Examples of usage and fake rules
Style and usage issues may be written into a style guide as "the way we do things here," to improve consistency in a company's publications, but editors and writers need to recognize them as choices, not rules of English grammar.
Another good reason to include some usage rules in your style guide is to clarify what's negotiable in your company and what's not negotiable.
- Punctuation order, for example whether commas and periods (full stops) go inside or outside a quotation mark. Conventions vary between US English and UK English.
- Many punctuation and capitalization rules for vertical lists. Several styles are in common use; pick one style and use it consistently.
- Whether "data" is a singular or plural noun. Usage varies; in computing, "data" is typically collective and singular; in mathematics, "data" is usually the plural of "datum." Choose the conventional usage for your audience.
- Many rules about the use of hyphens. Over-use of hyphens looks silly, and in some cases the use or misuse of a hyphen can lead to ambiguity, but in many cases hyphen use is a matter of style or convention, not grammar—and even when it is a matter of grammar, it may not matter. For example, the hyphen in "non-student" is technically incorrect, but emphasizes the idea of someone who is not a student, so it might be preferable to "nonstudent" in some circumstances.
- The rules against using split infinitives or ending a sentence in a preposition. You may have been taught these rules in school, but they are based on some decisions made by a few people a century or two ago and are irrelevant to modern communication.
- The rule against using "they/them/their" as a singular indefinite pronoun. In fact, the singular "they" has a long history as being acceptable in English.
Copyediting is important, but it is only part of an editor's job.
Distinguish between grammar, punctuation, and usage rules that are essential for clear, unambiguous communication, and those that are not essential or even irrelevant.
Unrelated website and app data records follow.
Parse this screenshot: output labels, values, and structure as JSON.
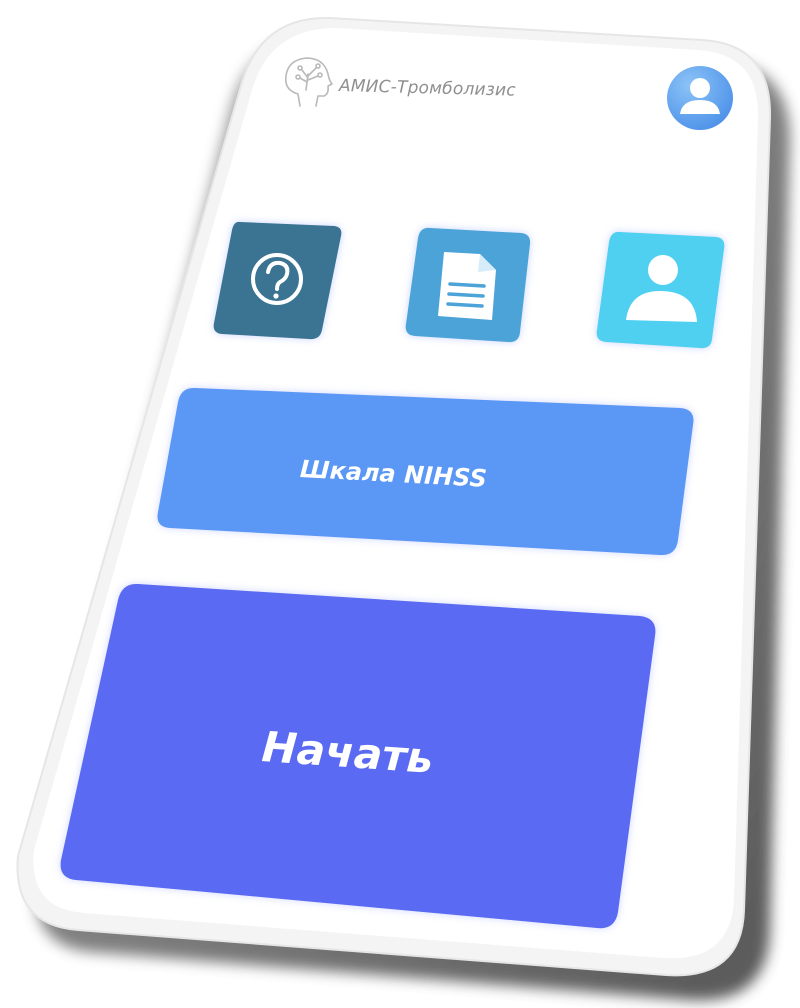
{
  "header": {
    "app_title": "АМИС-Тромболизис",
    "logo_icon": "head-with-brain-tree-icon",
    "profile_icon": "user-profile-icon"
  },
  "tiles": [
    {
      "icon": "question-icon",
      "color": "#3b7493"
    },
    {
      "icon": "document-icon",
      "color": "#4ba3d8"
    },
    {
      "icon": "user-icon",
      "color": "#4fd0f0"
    }
  ],
  "actions": {
    "nihss_label": "Шкала NIHSS",
    "start_label": "Начать"
  },
  "colors": {
    "nihss_button": "#5b97f5",
    "start_button": "#5a6af2",
    "profile_avatar": "#5fa6f0"
  }
}
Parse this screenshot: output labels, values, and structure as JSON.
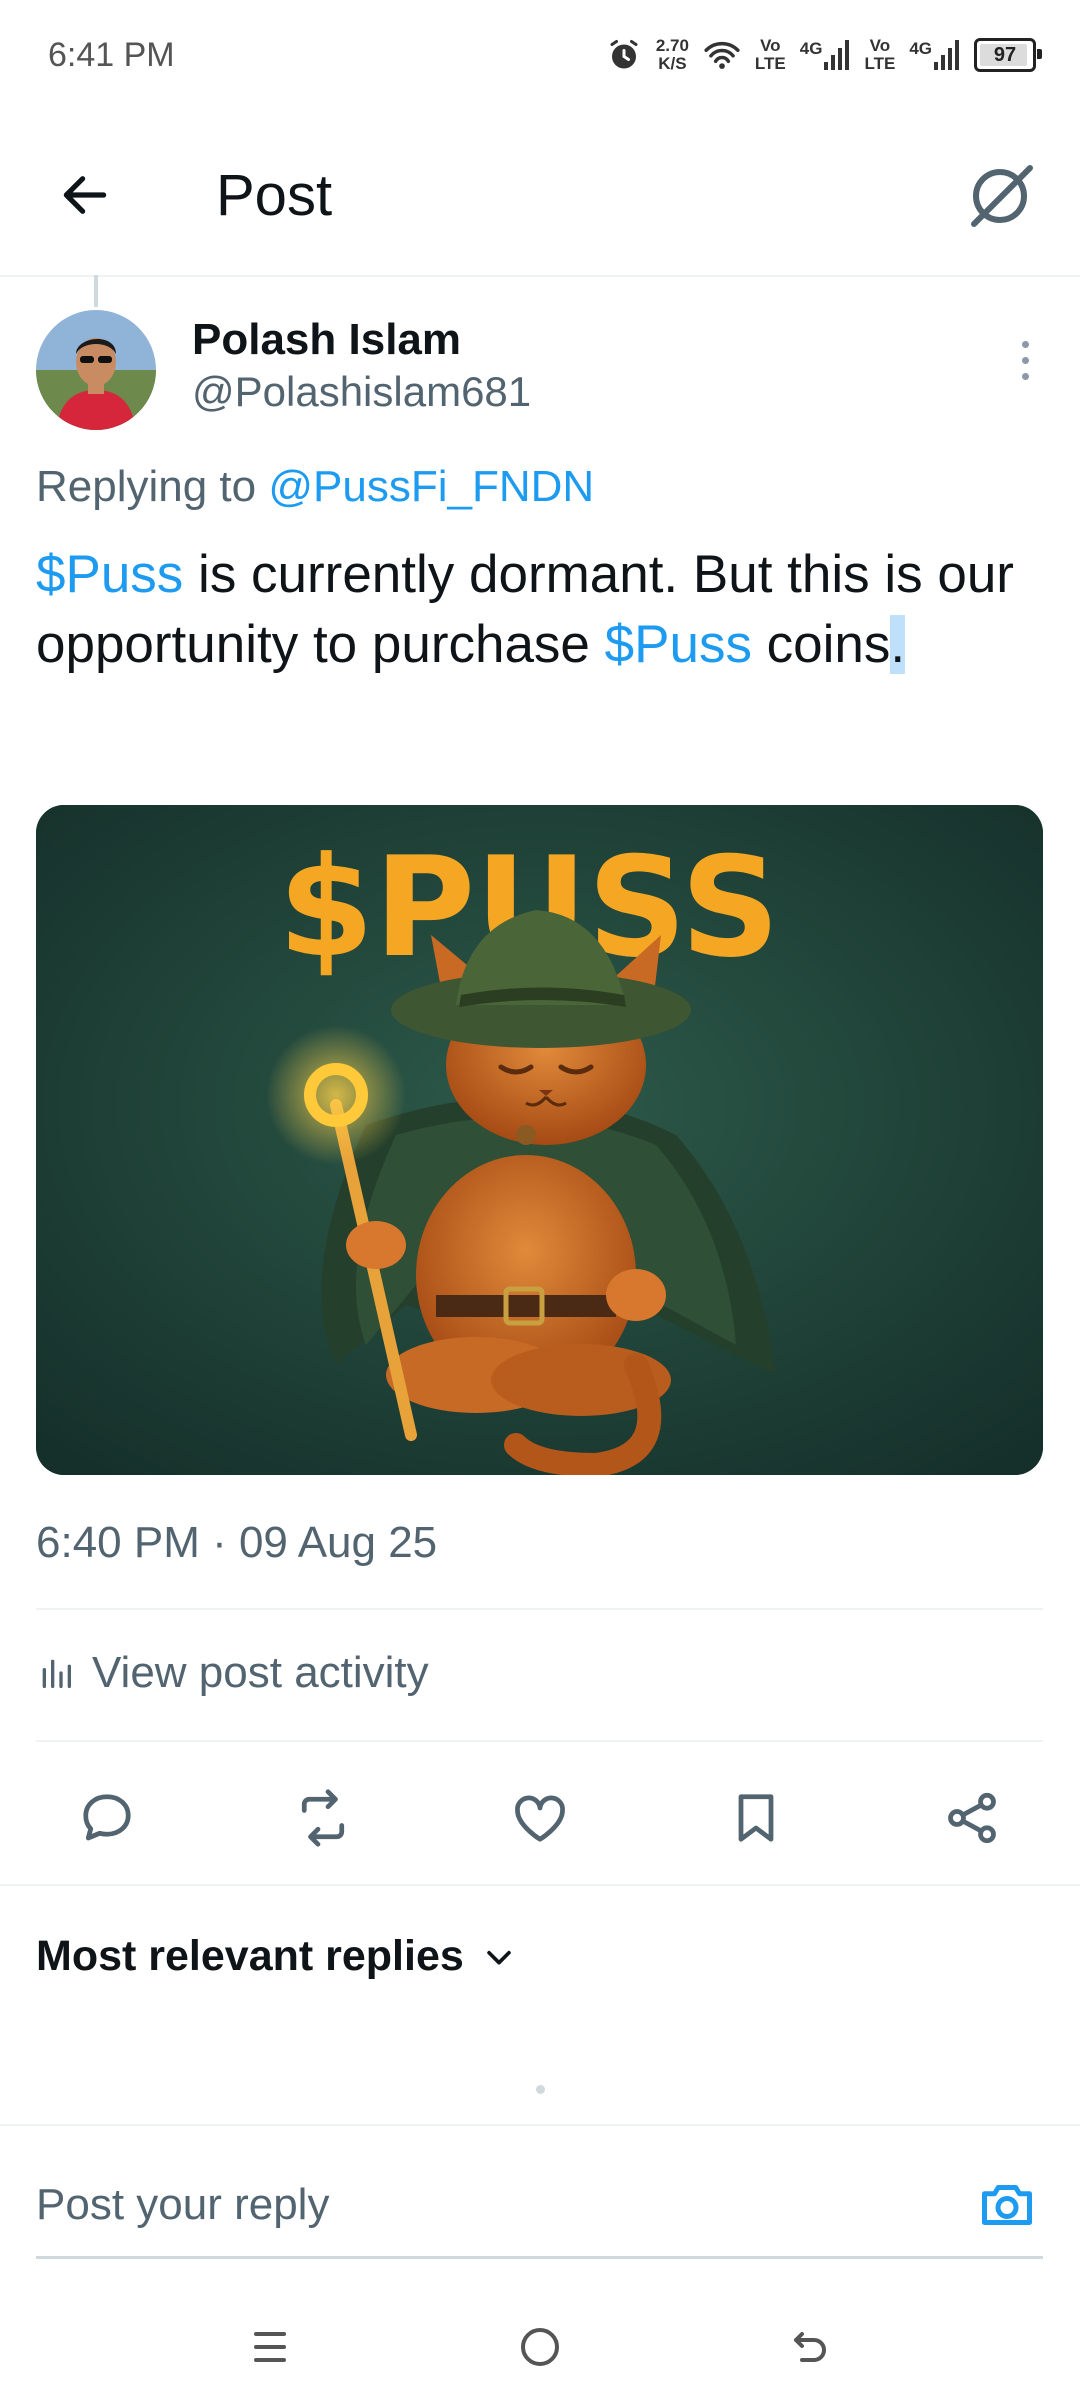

Recognize that many things we were taught to consider as "rules" are actually style choices or conventions of usage, and that deviations are not necessarily "wrong" but rather "not the way we do it here."
To improve consistency in a company's publications, put some grammar and punctuation style choices into the style guide.
[Note: An earlier version of this article is archived here: http://www.jeanweber.com/about/grammar2-old.htm.]